Fifth grade students at Lee Elementary School are getting into the holiday spirit by lining the halls of the school with homemade wreaths they are creating in art class. These wreaths are a treasured tradition at Lee that goes back nearly 45 years. Starting in 1977 and every year since, all fifth graders create a wreath made completely out of recycled materials.

Traditional Lee wreaths displayed at holiday celebration, 1979

For art teacher Jennifer Parks, this tradition is a way to bring students together and build upon the community of proud Lee lions. Parks has been helping students create these paper wreaths for three decades, first as a fifth grade teacher and now as the art teacher. When she came into her new role in the art classroom, she was more than happy to keep the tradition alive.

Fifth grader adding her wreath to the Lee collection, 2021

“I believe teaching students about our [school] history is very important because it makes students part of something greater than just one person or experience,” says Parks. “When the students make the wreath, they become an active participant in our history. I love sharing our history with the students.”

Over the next weeks students will cut, crinkle and paint newspaper and other recycled papers to create a full and colorful wreath. Then they will customize their wreath with paint, ornaments, beads and other leftover materials before hanging it in the hallway for all students and staff to enjoy.

Students will take their wreath home at the end of the semester. For some, their wreath will be added to a family collection of Lee holiday wreaths. Parks, whose grown children both attended Lee, still proudly displays their wreaths in her classroom. 

As this generation of students takes part in this holiday tradition, Parks reflects on the lasting impact this project has not only on the school but also the students themselves. 

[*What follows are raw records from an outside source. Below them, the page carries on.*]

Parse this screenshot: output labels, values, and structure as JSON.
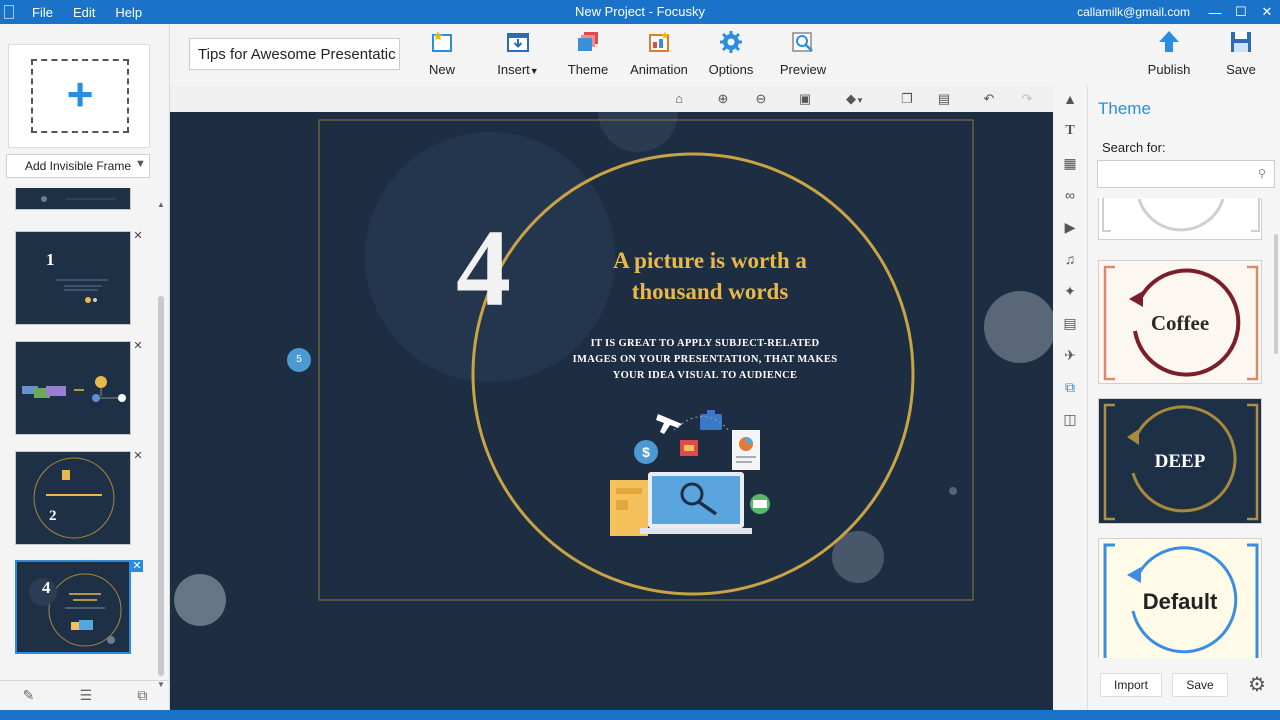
{
  "window": {
    "title": "New Project - Focusky",
    "account": "callamilk@gmail.com",
    "menu": [
      "File",
      "Edit",
      "Help"
    ]
  },
  "toolbar": {
    "project_title": "Tips for Awesome Presentatic",
    "new": "New",
    "insert": "Insert",
    "theme": "Theme",
    "animation": "Animation",
    "options": "Options",
    "preview": "Preview",
    "publish": "Publish",
    "save": "Save"
  },
  "left_panel": {
    "add_invisible_frame": "Add Invisible Frame",
    "thumbnails": [
      {
        "num": "1"
      },
      {
        "num": ""
      },
      {
        "num": "2"
      },
      {
        "num": "4"
      }
    ]
  },
  "canvas": {
    "slide_number": "4",
    "title_line1": "A picture is worth a",
    "title_line2": "thousand words",
    "body_line1": "IT IS GREAT TO APPLY SUBJECT-RELATED",
    "body_line2": "IMAGES ON YOUR PRESENTATION, THAT MAKES",
    "body_line3": "YOUR IDEA VISUAL TO AUDIENCE",
    "path_marker": "5"
  },
  "theme_panel": {
    "title": "Theme",
    "search_label": "Search for:",
    "search_value": "",
    "themes": [
      "Coffee",
      "DEEP",
      "Default"
    ],
    "import": "Import",
    "save": "Save"
  },
  "colors": {
    "accent": "#1a73c9",
    "canvas_bg": "#1d2d42",
    "gold": "#e7b84a"
  }
}
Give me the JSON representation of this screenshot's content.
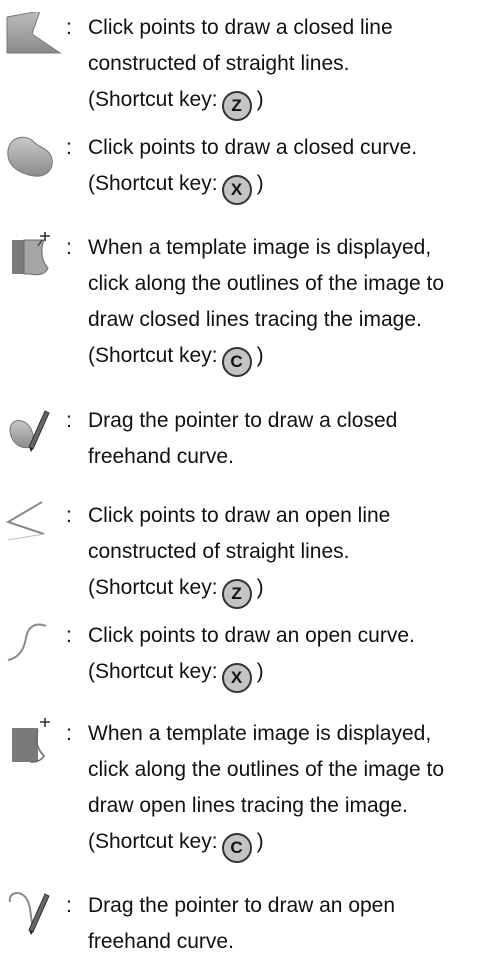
{
  "shortcut_prefix": "(Shortcut key:",
  "shortcut_suffix": ")",
  "items": [
    {
      "icon": "closed-polyline-icon",
      "lines": [
        "Click points to draw a closed line",
        "constructed of straight lines."
      ],
      "key": "Z"
    },
    {
      "icon": "closed-curve-icon",
      "lines": [
        "Click points to draw a closed curve."
      ],
      "key": "X"
    },
    {
      "icon": "closed-trace-icon",
      "lines": [
        "When a template image is displayed,",
        "click along the outlines of the image to",
        "draw closed lines tracing the image."
      ],
      "key": "C"
    },
    {
      "icon": "closed-freehand-icon",
      "lines": [
        "Drag the pointer to draw a closed",
        "freehand curve."
      ]
    },
    {
      "icon": "open-polyline-icon",
      "lines": [
        "Click points to draw an open line",
        "constructed of straight lines."
      ],
      "key": "Z"
    },
    {
      "icon": "open-curve-icon",
      "lines": [
        "Click points to draw an open curve."
      ],
      "key": "X"
    },
    {
      "icon": "open-trace-icon",
      "lines": [
        "When a template image is displayed,",
        "click along the outlines of the image to",
        "draw open lines tracing the image."
      ],
      "key": "C"
    },
    {
      "icon": "open-freehand-icon",
      "lines": [
        "Drag the pointer to draw an open",
        "freehand curve."
      ]
    }
  ]
}
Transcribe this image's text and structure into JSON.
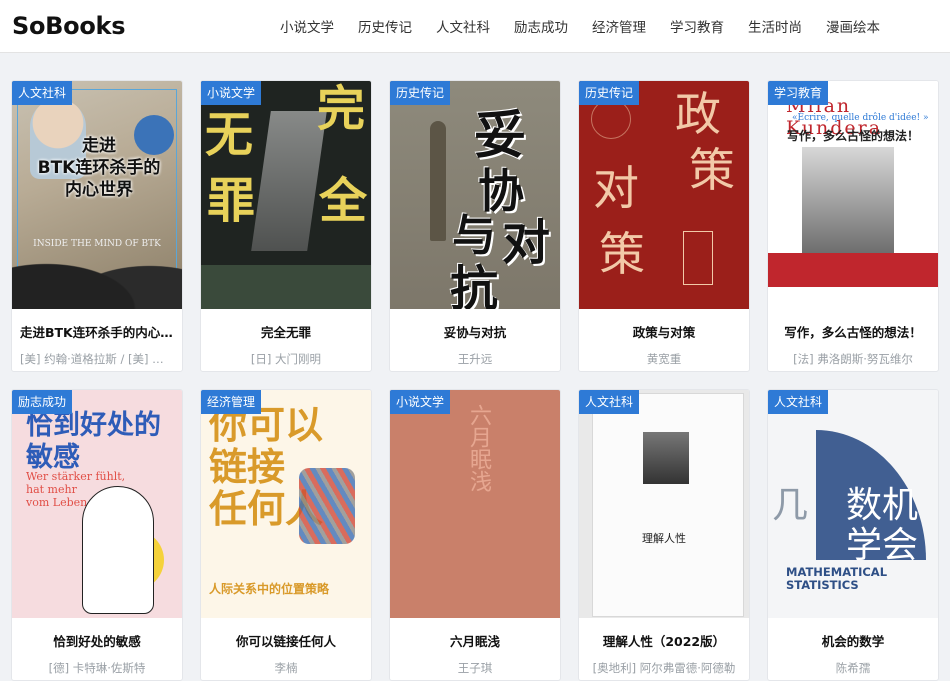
{
  "header": {
    "logo": "SoBooks",
    "nav": [
      "小说文学",
      "历史传记",
      "人文社科",
      "励志成功",
      "经济管理",
      "学习教育",
      "生活时尚",
      "漫画绘本"
    ]
  },
  "books": [
    {
      "tag": "人文社科",
      "title": "走进BTK连环杀手的内心世界",
      "author": "[美] 约翰·道格拉斯 / [美] 约翰·道格拉斯 / [美] 约翰·道格拉斯",
      "cover_text": "走进\nBTK连环杀手的\n内心世界",
      "cover_sub": "INSIDE THE MIND OF BTK"
    },
    {
      "tag": "小说文学",
      "title": "完全无罪",
      "author": "[日] 大门刚明",
      "cover_text": "完全无罪"
    },
    {
      "tag": "历史传记",
      "title": "妥协与对抗",
      "author": "王升远",
      "cover_text": "妥协与对抗"
    },
    {
      "tag": "历史传记",
      "title": "政策与对策",
      "author": "黄宽重",
      "cover_text": "政策与对策"
    },
    {
      "tag": "学习教育",
      "title": "写作，多么古怪的想法！",
      "author": "[法] 弗洛朗斯·努瓦维尔",
      "cover_text": "写作，多么古怪的想法！",
      "cover_name": "Milan Kundera",
      "cover_quote": "«Écrire, quelle drôle d'idée! »"
    },
    {
      "tag": "励志成功",
      "title": "恰到好处的敏感",
      "author": "[德] 卡特琳·佐斯特",
      "cover_text": "恰到好处的\n敏感",
      "cover_sub": "Wer stärker fühlt,\nhat mehr\nvom Leben"
    },
    {
      "tag": "经济管理",
      "title": "你可以链接任何人",
      "author": "李楠",
      "cover_text": "你可以\n链接\n任何人",
      "cover_sub": "人际关系中的位置策略"
    },
    {
      "tag": "小说文学",
      "title": "六月眠浅",
      "author": "王子琪",
      "cover_text": "六月眠浅"
    },
    {
      "tag": "人文社科",
      "title": "理解人性（2022版）",
      "author": "[奥地利] 阿尔弗雷德·阿德勒",
      "cover_text": "理解人性"
    },
    {
      "tag": "人文社科",
      "title": "机会的数学",
      "author": "陈希孺",
      "cover_text": "机会的数学",
      "cover_sub": "MATHEMATICAL\nSTATISTICS"
    }
  ]
}
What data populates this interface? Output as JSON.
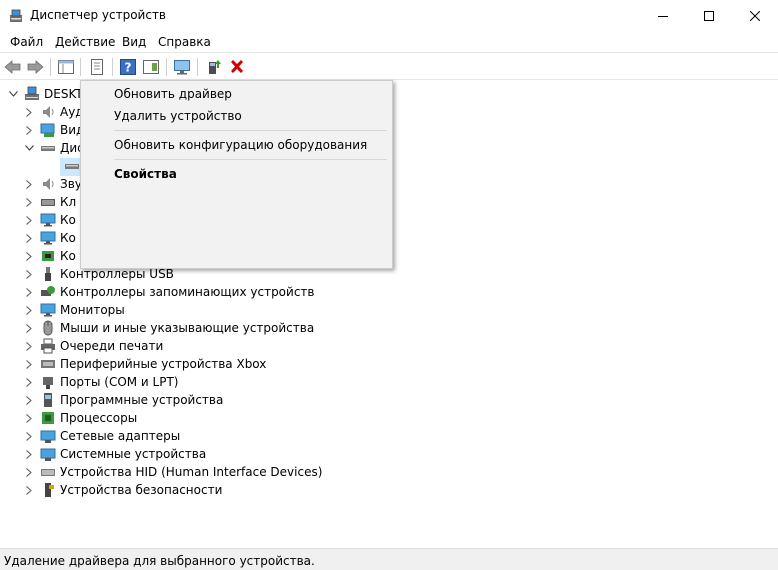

Hallways at Lee decorated with student’s handcrafted wreaths, 2014

“Students have a sense of pride when they create something with their own hands, and knowing that their effort and creativity brings joy to the entire school deepens that sense of pride,” says Parks. “I want them to know that this is their school and they can make it beautiful.”